**Aim of the task**
Using the material below, work out how many lines contain the word "IOGE". Reply with the number and nothing more.

**Information supplied**
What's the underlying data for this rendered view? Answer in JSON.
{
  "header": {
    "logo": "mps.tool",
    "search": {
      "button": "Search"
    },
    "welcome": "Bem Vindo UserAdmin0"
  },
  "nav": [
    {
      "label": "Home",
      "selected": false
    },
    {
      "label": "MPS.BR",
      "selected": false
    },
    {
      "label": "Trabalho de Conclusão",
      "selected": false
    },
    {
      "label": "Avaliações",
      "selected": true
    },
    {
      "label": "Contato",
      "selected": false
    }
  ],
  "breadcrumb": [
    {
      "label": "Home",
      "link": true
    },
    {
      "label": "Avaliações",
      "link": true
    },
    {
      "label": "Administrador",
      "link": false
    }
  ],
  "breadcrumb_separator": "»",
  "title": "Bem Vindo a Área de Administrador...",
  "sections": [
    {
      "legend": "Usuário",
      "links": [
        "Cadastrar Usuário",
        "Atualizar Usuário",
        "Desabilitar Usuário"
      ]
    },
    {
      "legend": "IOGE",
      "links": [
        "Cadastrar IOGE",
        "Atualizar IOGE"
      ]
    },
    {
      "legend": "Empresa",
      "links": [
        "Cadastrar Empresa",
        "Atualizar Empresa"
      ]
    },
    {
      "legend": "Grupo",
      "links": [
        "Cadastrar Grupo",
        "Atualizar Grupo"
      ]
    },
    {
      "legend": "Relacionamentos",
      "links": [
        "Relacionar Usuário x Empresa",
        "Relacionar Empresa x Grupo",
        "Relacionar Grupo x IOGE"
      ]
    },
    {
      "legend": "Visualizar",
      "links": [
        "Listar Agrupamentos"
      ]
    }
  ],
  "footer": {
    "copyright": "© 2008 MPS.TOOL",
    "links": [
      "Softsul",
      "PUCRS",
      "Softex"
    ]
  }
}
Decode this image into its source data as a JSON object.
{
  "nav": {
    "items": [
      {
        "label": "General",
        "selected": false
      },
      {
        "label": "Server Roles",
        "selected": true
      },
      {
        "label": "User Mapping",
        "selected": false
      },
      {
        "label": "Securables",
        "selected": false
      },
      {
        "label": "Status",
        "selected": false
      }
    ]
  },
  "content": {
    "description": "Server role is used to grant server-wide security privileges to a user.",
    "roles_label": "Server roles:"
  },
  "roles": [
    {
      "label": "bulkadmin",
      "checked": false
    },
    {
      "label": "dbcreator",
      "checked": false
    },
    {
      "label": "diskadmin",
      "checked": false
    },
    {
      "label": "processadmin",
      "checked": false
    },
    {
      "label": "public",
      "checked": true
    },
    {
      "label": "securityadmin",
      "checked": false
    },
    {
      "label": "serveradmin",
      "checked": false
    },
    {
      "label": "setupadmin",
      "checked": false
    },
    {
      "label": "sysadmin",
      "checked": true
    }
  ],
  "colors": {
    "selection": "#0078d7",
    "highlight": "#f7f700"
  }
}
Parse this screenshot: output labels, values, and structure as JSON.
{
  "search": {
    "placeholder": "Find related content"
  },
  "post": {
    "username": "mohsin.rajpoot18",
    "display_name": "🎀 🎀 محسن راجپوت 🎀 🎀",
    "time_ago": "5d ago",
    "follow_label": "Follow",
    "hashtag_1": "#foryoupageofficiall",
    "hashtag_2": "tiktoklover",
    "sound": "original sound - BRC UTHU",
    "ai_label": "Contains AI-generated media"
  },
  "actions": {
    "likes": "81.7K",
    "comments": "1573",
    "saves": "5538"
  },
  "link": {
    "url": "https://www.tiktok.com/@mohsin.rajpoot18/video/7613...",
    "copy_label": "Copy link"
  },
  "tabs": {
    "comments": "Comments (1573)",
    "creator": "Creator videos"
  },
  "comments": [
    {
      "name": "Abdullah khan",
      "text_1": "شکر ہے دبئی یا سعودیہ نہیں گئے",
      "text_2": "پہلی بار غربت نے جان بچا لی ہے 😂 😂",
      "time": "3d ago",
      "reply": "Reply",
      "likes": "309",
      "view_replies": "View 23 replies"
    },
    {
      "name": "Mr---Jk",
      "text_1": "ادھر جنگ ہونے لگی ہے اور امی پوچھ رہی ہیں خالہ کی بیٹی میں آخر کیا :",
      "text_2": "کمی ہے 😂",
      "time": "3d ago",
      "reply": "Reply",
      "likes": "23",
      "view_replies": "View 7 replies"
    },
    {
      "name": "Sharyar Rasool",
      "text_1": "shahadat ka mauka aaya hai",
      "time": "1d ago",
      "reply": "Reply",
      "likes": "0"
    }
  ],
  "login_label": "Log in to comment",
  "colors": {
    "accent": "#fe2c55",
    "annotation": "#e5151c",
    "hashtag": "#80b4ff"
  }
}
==
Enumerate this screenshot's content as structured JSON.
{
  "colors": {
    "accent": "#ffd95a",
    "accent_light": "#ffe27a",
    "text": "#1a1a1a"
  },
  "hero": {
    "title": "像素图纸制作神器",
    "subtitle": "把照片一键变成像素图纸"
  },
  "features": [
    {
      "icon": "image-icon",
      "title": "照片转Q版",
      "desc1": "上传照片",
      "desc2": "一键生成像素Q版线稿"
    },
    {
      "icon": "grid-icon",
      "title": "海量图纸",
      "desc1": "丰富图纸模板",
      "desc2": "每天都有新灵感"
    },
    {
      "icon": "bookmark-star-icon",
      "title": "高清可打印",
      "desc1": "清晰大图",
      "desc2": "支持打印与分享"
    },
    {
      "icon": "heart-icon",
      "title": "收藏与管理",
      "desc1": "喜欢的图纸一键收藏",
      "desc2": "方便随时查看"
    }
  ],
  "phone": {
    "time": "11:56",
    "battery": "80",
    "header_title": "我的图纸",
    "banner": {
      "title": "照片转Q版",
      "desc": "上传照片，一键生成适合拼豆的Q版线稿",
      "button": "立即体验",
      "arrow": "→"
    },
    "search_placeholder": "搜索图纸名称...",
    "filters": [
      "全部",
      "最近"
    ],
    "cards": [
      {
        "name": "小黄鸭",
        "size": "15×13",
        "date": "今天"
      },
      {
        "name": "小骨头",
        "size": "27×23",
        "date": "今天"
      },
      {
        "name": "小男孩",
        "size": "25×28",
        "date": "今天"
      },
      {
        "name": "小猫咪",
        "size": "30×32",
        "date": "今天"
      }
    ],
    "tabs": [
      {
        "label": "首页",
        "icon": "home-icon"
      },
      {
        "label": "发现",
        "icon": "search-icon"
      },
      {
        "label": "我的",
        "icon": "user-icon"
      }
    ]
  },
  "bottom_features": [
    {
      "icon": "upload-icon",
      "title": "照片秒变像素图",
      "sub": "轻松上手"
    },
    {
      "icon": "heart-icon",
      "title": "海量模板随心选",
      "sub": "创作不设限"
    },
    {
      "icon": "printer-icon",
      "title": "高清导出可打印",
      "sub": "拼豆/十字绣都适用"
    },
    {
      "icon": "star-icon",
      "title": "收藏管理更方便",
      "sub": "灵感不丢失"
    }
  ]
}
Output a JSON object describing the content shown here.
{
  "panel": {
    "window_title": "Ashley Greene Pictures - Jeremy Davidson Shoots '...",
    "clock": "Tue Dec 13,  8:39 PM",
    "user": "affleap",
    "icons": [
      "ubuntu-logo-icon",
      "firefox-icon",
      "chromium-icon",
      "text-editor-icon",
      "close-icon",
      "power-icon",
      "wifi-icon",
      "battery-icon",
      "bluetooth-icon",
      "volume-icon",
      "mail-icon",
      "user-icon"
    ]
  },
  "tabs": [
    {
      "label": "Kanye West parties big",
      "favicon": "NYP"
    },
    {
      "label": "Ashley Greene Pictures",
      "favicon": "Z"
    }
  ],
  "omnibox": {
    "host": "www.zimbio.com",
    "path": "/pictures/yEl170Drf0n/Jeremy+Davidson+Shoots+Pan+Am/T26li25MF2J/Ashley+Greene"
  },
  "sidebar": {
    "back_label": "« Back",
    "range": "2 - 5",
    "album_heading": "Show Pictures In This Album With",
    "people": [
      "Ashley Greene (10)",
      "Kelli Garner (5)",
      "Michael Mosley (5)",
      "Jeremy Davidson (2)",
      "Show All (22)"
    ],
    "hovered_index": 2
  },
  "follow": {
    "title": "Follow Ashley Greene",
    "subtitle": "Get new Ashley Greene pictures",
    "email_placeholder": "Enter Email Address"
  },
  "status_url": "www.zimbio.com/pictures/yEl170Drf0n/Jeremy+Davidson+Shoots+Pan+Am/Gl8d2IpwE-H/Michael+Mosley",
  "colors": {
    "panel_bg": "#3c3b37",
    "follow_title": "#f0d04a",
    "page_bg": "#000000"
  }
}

**Task response**
4